  17. 17.
    Kappus H, Sies H. Toxic drug effects associated with oxygen metabolism: redox cycling and lipid peroxidation. Experientia 1981;37:1233–58.PubMedGoogle Scholar
  18. 18.
    Lind C, Hochstein P, Ernster L. D,T-diaphorase as a quinone reductase: a cellular control device against semiquinone and Superoxide radical formation. Arch Biochem Biophys 1982;216:178–85.CrossRefPubMedGoogle Scholar
  19. 19.
    Bock KW, Lilienblum W, Fischer G, Schirmer G, Bock-Hennig BS. The role of conjugation reactions in detoxication. Arch Toxicol 1987;60:22–9.CrossRefPubMedGoogle Scholar
  20. 20.
    Floridi A, Castiglione S, Bianchi C. Sites of inhibition of mitochondrial electron transport by rhein. Biochem Pharmacol 1989;38:743–51.CrossRefPubMedGoogle Scholar
  21. 21.
    Richter C, Frei B. Ca2+ release from mitochondria induced by prooxidants. Free Rad Biol Med 1988;84:363–75.Google Scholar
  22. 22.
    Moore GA, Rossi L, Nicotera P, Orrenius S, O'Brien PJ. Quinone toxicity in hepatocytes: studies on mitochondrial Ca2+ release induced by benzoquinone derivatives. Arch Biochem Biophys 1987;259:283–95.CrossRefPubMedGoogle Scholar
  23. 23.
    Stubberfield CR, Cohen GM. Interconversion of NAD(H) to NADP(H). A cellular response to quinoneinduced oxidative stress in isolated hepatocytes.
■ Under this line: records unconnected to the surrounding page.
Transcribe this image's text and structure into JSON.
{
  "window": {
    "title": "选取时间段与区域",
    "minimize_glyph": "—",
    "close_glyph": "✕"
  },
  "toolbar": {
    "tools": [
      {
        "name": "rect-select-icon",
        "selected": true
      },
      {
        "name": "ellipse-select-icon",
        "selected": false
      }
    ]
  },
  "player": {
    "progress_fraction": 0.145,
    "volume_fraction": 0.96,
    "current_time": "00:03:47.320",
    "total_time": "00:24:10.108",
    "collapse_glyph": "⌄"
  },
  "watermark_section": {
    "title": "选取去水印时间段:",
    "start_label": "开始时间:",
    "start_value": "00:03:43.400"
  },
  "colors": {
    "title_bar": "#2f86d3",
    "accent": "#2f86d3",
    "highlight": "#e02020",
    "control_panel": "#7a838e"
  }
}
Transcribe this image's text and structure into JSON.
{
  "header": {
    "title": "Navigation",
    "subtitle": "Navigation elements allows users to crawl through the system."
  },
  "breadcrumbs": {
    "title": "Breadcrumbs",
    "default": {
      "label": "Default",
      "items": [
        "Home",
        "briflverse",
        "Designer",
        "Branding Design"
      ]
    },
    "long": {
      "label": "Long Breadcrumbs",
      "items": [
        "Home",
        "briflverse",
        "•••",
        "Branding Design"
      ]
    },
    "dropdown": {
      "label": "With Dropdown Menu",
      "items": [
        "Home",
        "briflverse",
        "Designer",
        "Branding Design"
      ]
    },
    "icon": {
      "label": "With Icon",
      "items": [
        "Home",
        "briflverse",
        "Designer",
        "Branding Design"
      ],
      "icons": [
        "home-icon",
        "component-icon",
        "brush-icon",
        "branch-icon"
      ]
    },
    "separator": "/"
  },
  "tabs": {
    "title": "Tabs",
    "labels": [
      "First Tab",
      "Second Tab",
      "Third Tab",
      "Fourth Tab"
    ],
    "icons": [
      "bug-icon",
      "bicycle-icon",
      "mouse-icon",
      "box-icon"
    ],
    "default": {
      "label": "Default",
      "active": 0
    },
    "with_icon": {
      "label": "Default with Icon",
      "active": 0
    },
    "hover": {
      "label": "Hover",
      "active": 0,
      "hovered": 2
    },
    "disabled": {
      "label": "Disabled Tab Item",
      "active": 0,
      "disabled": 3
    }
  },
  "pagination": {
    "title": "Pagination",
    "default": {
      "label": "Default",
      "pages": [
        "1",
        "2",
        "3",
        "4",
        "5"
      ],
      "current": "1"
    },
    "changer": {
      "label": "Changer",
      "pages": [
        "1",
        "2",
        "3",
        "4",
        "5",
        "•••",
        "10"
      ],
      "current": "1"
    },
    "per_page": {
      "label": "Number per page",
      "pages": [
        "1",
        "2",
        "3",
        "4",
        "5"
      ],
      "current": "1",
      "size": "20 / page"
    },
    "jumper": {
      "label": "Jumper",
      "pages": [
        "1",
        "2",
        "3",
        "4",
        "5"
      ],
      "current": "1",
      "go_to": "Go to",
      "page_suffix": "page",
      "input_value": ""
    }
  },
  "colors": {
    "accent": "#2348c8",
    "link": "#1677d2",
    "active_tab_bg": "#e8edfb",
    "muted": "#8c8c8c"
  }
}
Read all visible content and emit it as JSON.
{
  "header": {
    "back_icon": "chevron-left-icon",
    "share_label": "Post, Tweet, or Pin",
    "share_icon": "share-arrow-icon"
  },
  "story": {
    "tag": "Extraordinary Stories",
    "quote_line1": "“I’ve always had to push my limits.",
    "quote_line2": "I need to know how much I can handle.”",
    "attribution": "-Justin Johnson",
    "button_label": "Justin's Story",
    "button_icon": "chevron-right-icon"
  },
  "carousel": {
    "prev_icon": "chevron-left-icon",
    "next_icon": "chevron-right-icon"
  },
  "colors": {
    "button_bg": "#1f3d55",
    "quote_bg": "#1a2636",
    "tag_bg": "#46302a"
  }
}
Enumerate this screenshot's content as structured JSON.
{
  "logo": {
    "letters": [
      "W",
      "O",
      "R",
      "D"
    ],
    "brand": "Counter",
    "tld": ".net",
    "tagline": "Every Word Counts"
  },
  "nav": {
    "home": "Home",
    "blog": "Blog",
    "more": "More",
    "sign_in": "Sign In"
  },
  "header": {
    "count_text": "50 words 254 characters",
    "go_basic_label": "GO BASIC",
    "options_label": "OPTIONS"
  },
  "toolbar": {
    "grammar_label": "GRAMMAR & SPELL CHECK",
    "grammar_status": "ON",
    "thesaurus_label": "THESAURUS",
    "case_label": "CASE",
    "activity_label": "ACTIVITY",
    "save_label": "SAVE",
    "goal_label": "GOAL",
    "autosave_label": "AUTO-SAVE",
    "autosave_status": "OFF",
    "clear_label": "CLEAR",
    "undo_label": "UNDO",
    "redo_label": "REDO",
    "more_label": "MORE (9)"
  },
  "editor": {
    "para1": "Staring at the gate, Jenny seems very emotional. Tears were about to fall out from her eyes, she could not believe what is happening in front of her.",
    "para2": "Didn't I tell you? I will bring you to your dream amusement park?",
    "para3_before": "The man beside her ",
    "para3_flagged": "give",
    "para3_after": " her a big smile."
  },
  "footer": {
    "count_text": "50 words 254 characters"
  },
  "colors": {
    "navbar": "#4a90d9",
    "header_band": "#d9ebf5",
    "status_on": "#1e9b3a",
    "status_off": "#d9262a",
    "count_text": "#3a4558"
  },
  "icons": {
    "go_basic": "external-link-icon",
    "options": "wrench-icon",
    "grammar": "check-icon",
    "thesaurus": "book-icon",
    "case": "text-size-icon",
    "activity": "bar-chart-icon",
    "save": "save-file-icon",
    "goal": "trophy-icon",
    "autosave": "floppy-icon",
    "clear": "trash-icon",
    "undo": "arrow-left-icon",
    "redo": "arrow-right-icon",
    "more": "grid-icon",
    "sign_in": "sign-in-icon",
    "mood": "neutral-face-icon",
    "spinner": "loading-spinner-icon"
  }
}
Biochem Pharmacol 1989;38:2631–7.CrossRefPubMedGoogle Scholar
  24. 24.
    Orrenius S, McConkey DJ, Bellomo G, Nicotera P. Role of Ca2+ in toxic cell killing. TiPS 1989;10:281–5.PubMedGoogle Scholar
  25. 25.
    D'Arcy Doherty M, Rodgers A, Cohen GM. Mechanisms of toxicity of 2- and 5-hydroxy-1,4-naphthoquin-one; absence of a role for redox cycling in the toxicity of 2-hydroxy-1,4-naphthoquinone to isolated hepatocytes. J Appl Toxicol 1987;7:123–9.PubMedGoogle Scholar
  26. 26.
    Kennedy KA. Hypoxic cells as specific drug targets for chemotherapy. Anticancer Drug Design 1987;2:181–94.Google Scholar
  27. 27.
    Lusthof KJ, Groothuis-Pielage IL, Decuyper J, et al. Potential anti-tumour 2,5-bis(1-aziridinyl)-1,4-benzoquinones: relationship between cytotoxicity against DNA-repair deficientE. coli, inactivation of bacteriophage M13mp19, andin vitro andin vivo anti-tumour activity. Anticancer Drug Design 1988;3:147–55.Google Scholar

Copyright information

© Royal Dutch Association for Advancement of Pharmacy 1991

Authors and Affiliations

  • Andries S. Koster
    • 1
  1. 1.Department of Pharmacology, Faculty of PharmacyUtrecht UniversityTB Utrechtthe Netherlands

Personalised recommendations